CCTV GUIDE

GUIDE TO CCTV 

INTRODUCTION

 

There are a vast range of CCTV products and prices to choose from in the marketplace but little information to help discriminate between them. Here are some examples.

 

A camera described as good in low-level light will often not produce images at night unless there is additional lighting. There may be no explanation or qualification of the term low-level light.

 

Wireless cameras can be fitted in minutes as there are no cables to run back to your TV or monitor. However, the cameras still require a power source and while battery power is convenient the consumption is great giving a working time of less than 24 hours (as low as 2 on some products tested).

Wireless connectivity is nevertheless very useful for some applications as described later.

 

There are plenty of professional CCTV installers who will give you a site survey and recommend appropriate products but, of course, you pay for this service. Modern technology has now made CCTV products much more affordable and they can be very easy to fit for the average DIY person. This guide will help you choose the correct products and show some simple methods of fitting complete systems to domestic and commercial properties. DIY CCTV Systems can easily be fitted by people with moderate DIY skills.

Choosing a Camera Specification

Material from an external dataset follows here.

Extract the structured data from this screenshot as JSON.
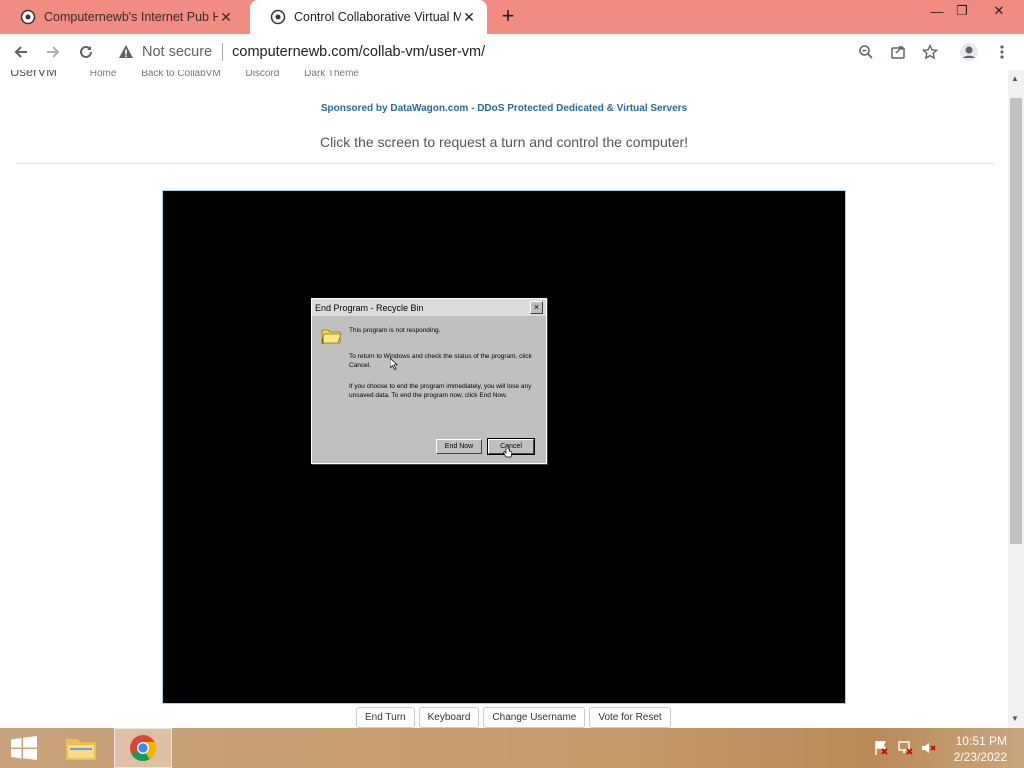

The main criteria of a camera’s performance are its sensitivity and resolution. Secondary considerations are colour or monochrome and indoor or outdoor suitability.

 

Sensitivity is the camera’s ability to respond to light levels. Resolution defines the amount of picture detail in the image produced by the camera.

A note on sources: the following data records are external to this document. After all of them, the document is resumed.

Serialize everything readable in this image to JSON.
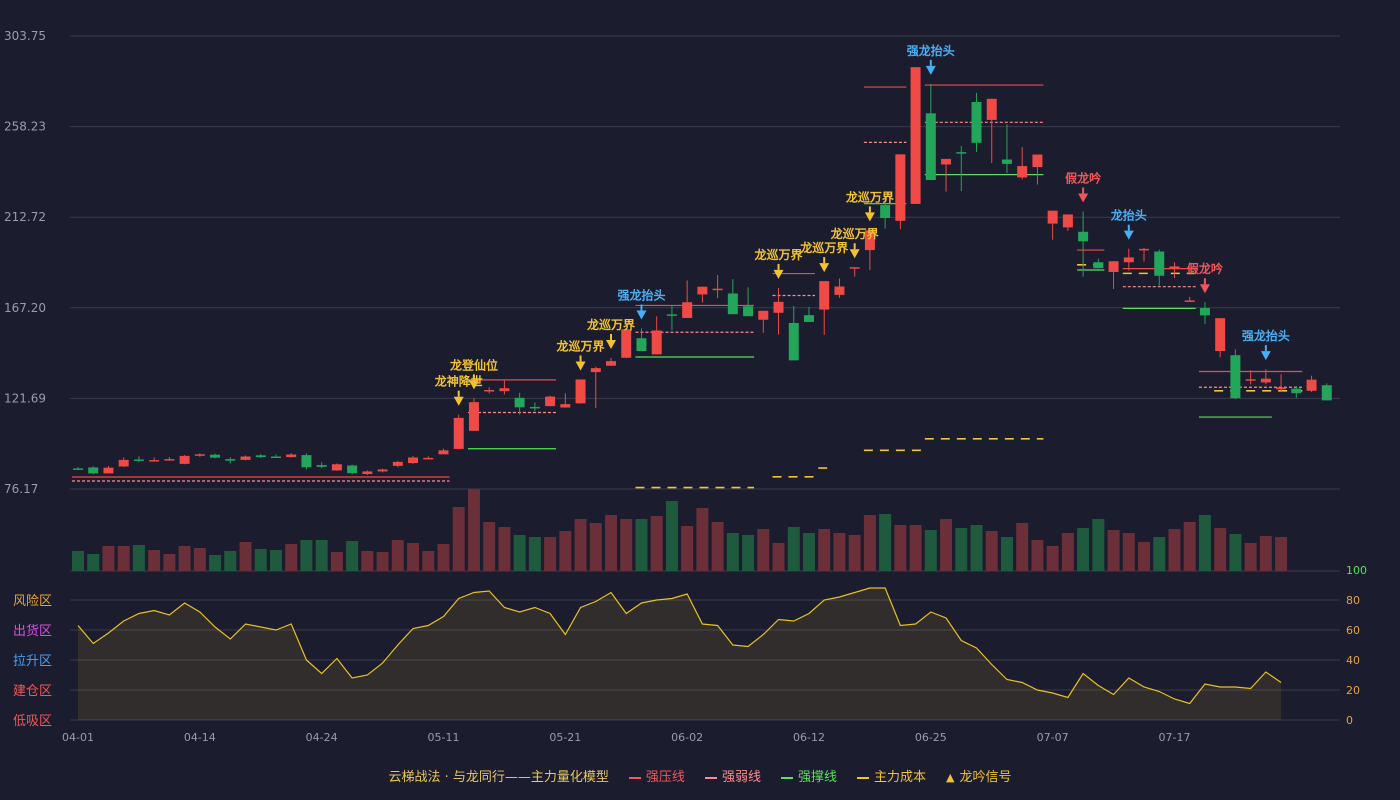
{
  "chart_data": [
    {
      "type": "candlestick",
      "y_ticks": [
        "303.75",
        "258.23",
        "212.72",
        "167.20",
        "121.69",
        "76.17"
      ],
      "ylim": [
        76.17,
        303.75
      ],
      "x_ticks": [
        {
          "label": "04-01",
          "index": 0
        },
        {
          "label": "04-14",
          "index": 8
        },
        {
          "label": "04-24",
          "index": 16
        },
        {
          "label": "05-11",
          "index": 24
        },
        {
          "label": "05-21",
          "index": 32
        },
        {
          "label": "06-02",
          "index": 40
        },
        {
          "label": "06-12",
          "index": 48
        },
        {
          "label": "06-25",
          "index": 56
        },
        {
          "label": "07-07",
          "index": 64
        },
        {
          "label": "07-17",
          "index": 72
        }
      ],
      "ohlc": [
        [
          86.5,
          87.2,
          85.8,
          86.1
        ],
        [
          87.0,
          87.6,
          83.5,
          84.0
        ],
        [
          84.0,
          87.8,
          84.0,
          86.9
        ],
        [
          87.5,
          92.0,
          87.2,
          90.8
        ],
        [
          91.0,
          92.6,
          89.8,
          90.4
        ],
        [
          90.6,
          92.0,
          90.2,
          90.7
        ],
        [
          90.6,
          92.2,
          90.3,
          91.2
        ],
        [
          88.8,
          93.2,
          88.6,
          92.8
        ],
        [
          93.0,
          94.1,
          92.3,
          93.6
        ],
        [
          93.4,
          94.0,
          91.6,
          91.9
        ],
        [
          91.2,
          92.2,
          89.0,
          90.4
        ],
        [
          90.8,
          93.0,
          90.6,
          92.5
        ],
        [
          93.1,
          93.7,
          91.7,
          92.2
        ],
        [
          92.5,
          93.5,
          91.8,
          92.4
        ],
        [
          92.2,
          94.2,
          91.9,
          93.5
        ],
        [
          93.2,
          94.1,
          86.0,
          87.1
        ],
        [
          88.2,
          89.6,
          86.6,
          87.3
        ],
        [
          85.5,
          89.0,
          85.3,
          88.6
        ],
        [
          88.0,
          88.4,
          83.5,
          84.1
        ],
        [
          83.7,
          85.5,
          83.2,
          85.0
        ],
        [
          85.0,
          86.4,
          84.5,
          86.0
        ],
        [
          87.8,
          90.3,
          87.1,
          89.8
        ],
        [
          89.2,
          92.7,
          88.9,
          92.0
        ],
        [
          91.4,
          92.6,
          91.1,
          91.8
        ],
        [
          93.6,
          96.4,
          94.0,
          95.6
        ],
        [
          96.3,
          113.5,
          96.3,
          111.9
        ],
        [
          105.4,
          121.7,
          105.3,
          119.8
        ],
        [
          125.3,
          127.3,
          124.2,
          125.9
        ],
        [
          125.3,
          130.6,
          123.7,
          126.8
        ],
        [
          122.0,
          124.5,
          113.6,
          117.2
        ],
        [
          117.4,
          119.6,
          115.4,
          116.8
        ],
        [
          117.8,
          123.1,
          117.8,
          122.6
        ],
        [
          117.1,
          124.3,
          117.1,
          118.8
        ],
        [
          119.2,
          130.6,
          119.0,
          131.2
        ],
        [
          134.9,
          137.6,
          116.8,
          136.9
        ],
        [
          138.1,
          142.0,
          138.3,
          140.4
        ],
        [
          142.1,
          156.9,
          141.9,
          156.4
        ],
        [
          151.9,
          156.8,
          148.9,
          145.5
        ],
        [
          143.8,
          162.9,
          143.8,
          155.8
        ],
        [
          163.9,
          168.6,
          156.0,
          163.6
        ],
        [
          162.1,
          180.9,
          162.4,
          170.0
        ],
        [
          173.9,
          176.5,
          169.9,
          177.8
        ],
        [
          176.8,
          183.7,
          172.1,
          176.8
        ],
        [
          174.4,
          181.6,
          170.7,
          164.0
        ],
        [
          168.0,
          177.5,
          163.7,
          163.0
        ],
        [
          161.2,
          162.6,
          154.6,
          165.7
        ],
        [
          164.7,
          177.2,
          153.7,
          170.2
        ],
        [
          159.6,
          168.2,
          159.0,
          140.8
        ],
        [
          163.5,
          167.7,
          163.0,
          160.1
        ],
        [
          166.3,
          166.5,
          153.6,
          180.6
        ],
        [
          173.7,
          181.9,
          172.2,
          177.9
        ],
        [
          187.3,
          187.3,
          182.9,
          187.6
        ],
        [
          196.2,
          201.3,
          186.1,
          206.1
        ],
        [
          218.8,
          223.3,
          207.0,
          212.3
        ],
        [
          210.9,
          235.4,
          206.7,
          244.3
        ],
        [
          219.4,
          269.6,
          227.9,
          288.1
        ],
        [
          264.9,
          279.7,
          261.1,
          231.4
        ],
        [
          239.2,
          240.4,
          225.6,
          242.0
        ],
        [
          245.4,
          248.5,
          225.8,
          245.1
        ],
        [
          270.6,
          275.1,
          245.5,
          250.1
        ],
        [
          261.6,
          268.4,
          239.9,
          272.2
        ],
        [
          241.7,
          259.4,
          234.9,
          239.5
        ],
        [
          232.7,
          248.0,
          231.7,
          238.4
        ],
        [
          237.9,
          239.2,
          229.1,
          244.2
        ],
        [
          209.5,
          212.9,
          201.4,
          216.0
        ],
        [
          207.6,
          208.5,
          205.8,
          214.1
        ],
        [
          205.4,
          215.6,
          182.8,
          200.6
        ],
        [
          190.1,
          191.9,
          190.0,
          187.1
        ],
        [
          185.2,
          189.5,
          176.7,
          190.6
        ],
        [
          190.1,
          196.9,
          185.9,
          192.5
        ],
        [
          196.5,
          197.3,
          190.4,
          196.8
        ],
        [
          195.5,
          196.5,
          178.3,
          183.3
        ],
        [
          186.8,
          190.1,
          182.1,
          188.0
        ],
        [
          170.8,
          172.7,
          170.6,
          170.9
        ],
        [
          167.1,
          170.0,
          159.1,
          163.4
        ],
        [
          145.5,
          155.1,
          142.3,
          162.0
        ],
        [
          143.4,
          146.3,
          121.3,
          121.8
        ],
        [
          131.3,
          135.8,
          128.7,
          131.3
        ],
        [
          129.7,
          136.4,
          128.8,
          131.6
        ],
        [
          126.3,
          133.9,
          125.4,
          127.2
        ],
        [
          126.6,
          127.9,
          122.0,
          124.3
        ],
        [
          125.5,
          133.1,
          124.9,
          131.1
        ],
        [
          128.3,
          129.3,
          120.8,
          120.7
        ]
      ],
      "volume_colors": [
        "up",
        "down"
      ],
      "volumes": [
        20,
        17,
        25,
        25,
        26,
        21,
        17,
        25,
        23,
        16,
        20,
        29,
        22,
        21,
        27,
        31,
        31,
        19,
        30,
        20,
        19,
        31,
        28,
        20,
        27,
        64,
        82,
        49,
        44,
        36,
        34,
        34,
        40,
        52,
        48,
        56,
        52,
        52,
        55,
        70,
        45,
        63,
        49,
        38,
        36,
        42,
        28,
        44,
        38,
        42,
        38,
        36,
        56,
        57,
        46,
        46,
        41,
        52,
        43,
        46,
        40,
        34,
        48,
        31,
        25,
        38,
        43,
        52,
        41,
        38,
        29,
        34,
        42,
        49,
        56,
        43,
        37,
        28,
        35,
        34
      ],
      "indicator": [
        63,
        51,
        58,
        66,
        71,
        73,
        70,
        78,
        72,
        62,
        54,
        64,
        62,
        60,
        64,
        40,
        31,
        41,
        28,
        30,
        38,
        50,
        61,
        63,
        69,
        81,
        85,
        86,
        75,
        72,
        75,
        71,
        57,
        75,
        79,
        85,
        71,
        78,
        80,
        81,
        84,
        64,
        63,
        50,
        49,
        57,
        67,
        66,
        71,
        80,
        82,
        85,
        88,
        88,
        63,
        64,
        72,
        68,
        53,
        48,
        37,
        27,
        25,
        20,
        18,
        15,
        31,
        23,
        17,
        28,
        22,
        19,
        14,
        11,
        24,
        22,
        22,
        21,
        32,
        25
      ],
      "indicator_ticks": [
        "100",
        "80",
        "60",
        "40",
        "20",
        "0"
      ],
      "zones": [
        {
          "label": "风险区",
          "color": "#e8a23a"
        },
        {
          "label": "出货区",
          "color": "#d84fe0"
        },
        {
          "label": "拉升区",
          "color": "#4a9ff0"
        },
        {
          "label": "建仓区",
          "color": "#ef5a5a"
        },
        {
          "label": "低吸区",
          "color": "#ef5a5a"
        }
      ],
      "signals": [
        {
          "index": 25,
          "text": "龙神降世",
          "kind": "gold"
        },
        {
          "index": 26,
          "text": "龙登仙位",
          "kind": "gold"
        },
        {
          "index": 33,
          "text": "龙巡万界",
          "kind": "gold"
        },
        {
          "index": 35,
          "text": "龙巡万界",
          "kind": "gold"
        },
        {
          "index": 37,
          "text": "强龙抬头",
          "kind": "blue"
        },
        {
          "index": 46,
          "text": "龙巡万界",
          "kind": "gold"
        },
        {
          "index": 49,
          "text": "龙巡万界",
          "kind": "gold"
        },
        {
          "index": 51,
          "text": "龙巡万界",
          "kind": "gold"
        },
        {
          "index": 52,
          "text": "龙巡万界",
          "kind": "gold"
        },
        {
          "index": 56,
          "text": "强龙抬头",
          "kind": "blue"
        },
        {
          "index": 66,
          "text": "假龙吟",
          "kind": "red"
        },
        {
          "index": 69,
          "text": "龙抬头",
          "kind": "blue"
        },
        {
          "index": 74,
          "text": "假龙吟",
          "kind": "red"
        },
        {
          "index": 78,
          "text": "强龙抬头",
          "kind": "blue"
        }
      ],
      "level_lines": [
        {
          "type": "resistance",
          "from": 0,
          "to": 24,
          "value": 82.2
        },
        {
          "type": "weak",
          "from": 0,
          "to": 24,
          "value": 80.2
        },
        {
          "type": "resistance",
          "from": 26,
          "to": 31,
          "value": 131.0
        },
        {
          "type": "weak",
          "from": 26,
          "to": 31,
          "value": 114.6
        },
        {
          "type": "support",
          "from": 26,
          "to": 31,
          "value": 96.4
        },
        {
          "type": "resistance",
          "from": 37,
          "to": 44,
          "value": 168.4
        },
        {
          "type": "weak",
          "from": 37,
          "to": 44,
          "value": 154.9
        },
        {
          "type": "support",
          "from": 37,
          "to": 44,
          "value": 142.5
        },
        {
          "type": "resistance",
          "from": 46,
          "to": 48,
          "value": 184.4
        },
        {
          "type": "weak",
          "from": 46,
          "to": 48,
          "value": 173.4
        },
        {
          "type": "resistance",
          "from": 52,
          "to": 54,
          "value": 278.1
        },
        {
          "type": "weak",
          "from": 52,
          "to": 54,
          "value": 250.3
        },
        {
          "type": "support",
          "from": 52,
          "to": 54,
          "value": 219.5
        },
        {
          "type": "resistance",
          "from": 56,
          "to": 63,
          "value": 279.1
        },
        {
          "type": "weak",
          "from": 56,
          "to": 63,
          "value": 260.4
        },
        {
          "type": "support",
          "from": 56,
          "to": 63,
          "value": 234.1
        },
        {
          "type": "resistance",
          "from": 66,
          "to": 67,
          "value": 196.2
        },
        {
          "type": "support",
          "from": 66,
          "to": 67,
          "value": 186.2
        },
        {
          "type": "resistance",
          "from": 69,
          "to": 73,
          "value": 186.9
        },
        {
          "type": "weak",
          "from": 69,
          "to": 73,
          "value": 177.8
        },
        {
          "type": "support",
          "from": 69,
          "to": 73,
          "value": 166.9
        },
        {
          "type": "resistance",
          "from": 74,
          "to": 80,
          "value": 135.2
        },
        {
          "type": "weak",
          "from": 74,
          "to": 80,
          "value": 127.3
        },
        {
          "type": "support",
          "from": 74,
          "to": 78,
          "value": 112.3
        }
      ],
      "cost_lines": [
        {
          "from": 37,
          "to": 44,
          "value": 76.9
        },
        {
          "from": 46,
          "to": 48,
          "value": 82.3
        },
        {
          "from": 49,
          "to": 49,
          "value": 86.7
        },
        {
          "from": 52,
          "to": 55,
          "value": 95.6
        },
        {
          "from": 56,
          "to": 63,
          "value": 101.4
        },
        {
          "from": 66,
          "to": 67,
          "value": 188.8
        },
        {
          "from": 69,
          "to": 73,
          "value": 184.5
        },
        {
          "from": 75,
          "to": 80,
          "value": 125.5
        }
      ],
      "legend": [
        {
          "label": "云梯战法 · 与龙同行——主力量化模型",
          "color": "#e8c75a",
          "style": "none"
        },
        {
          "label": "强压线",
          "color": "#ef5a5a",
          "style": "solid"
        },
        {
          "label": "强弱线",
          "color": "#ff8a8a",
          "style": "dash"
        },
        {
          "label": "强撑线",
          "color": "#5ae05a",
          "style": "solid"
        },
        {
          "label": "主力成本",
          "color": "#f2c230",
          "style": "dash"
        },
        {
          "label": "龙吟信号",
          "color": "#f2c230",
          "style": "triangle"
        }
      ],
      "colors": {
        "up": "#ef4a45",
        "down": "#23a55a",
        "vol_up": "#6a2f38",
        "vol_down": "#1f5a3e",
        "grid": "#3a3c4e",
        "axis_text": "#9a9cab",
        "indicator": "#e8c022",
        "signal_gold": "#f2c230",
        "signal_blue": "#4aaef2",
        "signal_red": "#f0565c"
      }
    }
  ]
}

CAMERAS

The traditional CCTV camera has a very industrial style and, therefore, many people would not find this suitable for fitting to their homes or shops.This traditional style is actually a housing that is designed to keep the camera dry and within the recommended operating temperature. Thermostatic heating elements within the casing also reduce condensation and misting.

 

These types of top-end cameras are usually specified without a lens, this being chosen to give the required focal length and field of view. Motorised pan and zoom lenses allow an observer to follow or move in closer to the person or object in view.

 

We can supply these types of cameras to those of you who do not find the price prohibitive.

 

Fortunately, for those of us with more down-to-earth budgets modern technologies now allow the production of cameras with excellent performance. There are two common types of CCTV cameras, CMOS and CCD (see glossary of terms). CMOS based cameras are generally cheaper but do not produce as clear or sharp images as CCD cameras. There is little point installing a CCTV camera if it is incapable of allowing you to easily identify who or what is being captured and recorded. CCD cameras provide pin-point clarity and should be specified wherever possible.

 

The KT&C, Everfocus and Concept camera range, in general use the Sony CCD chipset. Beware of competing products that do not state whose chipset is used.

 

Integrated cameras and lenses often referred to as “bullet cameras” are sealed to prevent ingress of moisture. The sealing is so good that they can be permanently immersed to some considerable depth in water if required.

 

Bullet cameras do not need a heater and their small size makes them highly suitable for fitting to domestic and commercial properties. It is not possible to make adjustment to these cameras because they are permanently sealed. Most of the bullet cameras are fitted with a 3.6mm lens which gives a 72 deg angle of view which is suitable for most domestic and small commercial properties. Please contact us if you require alternatives.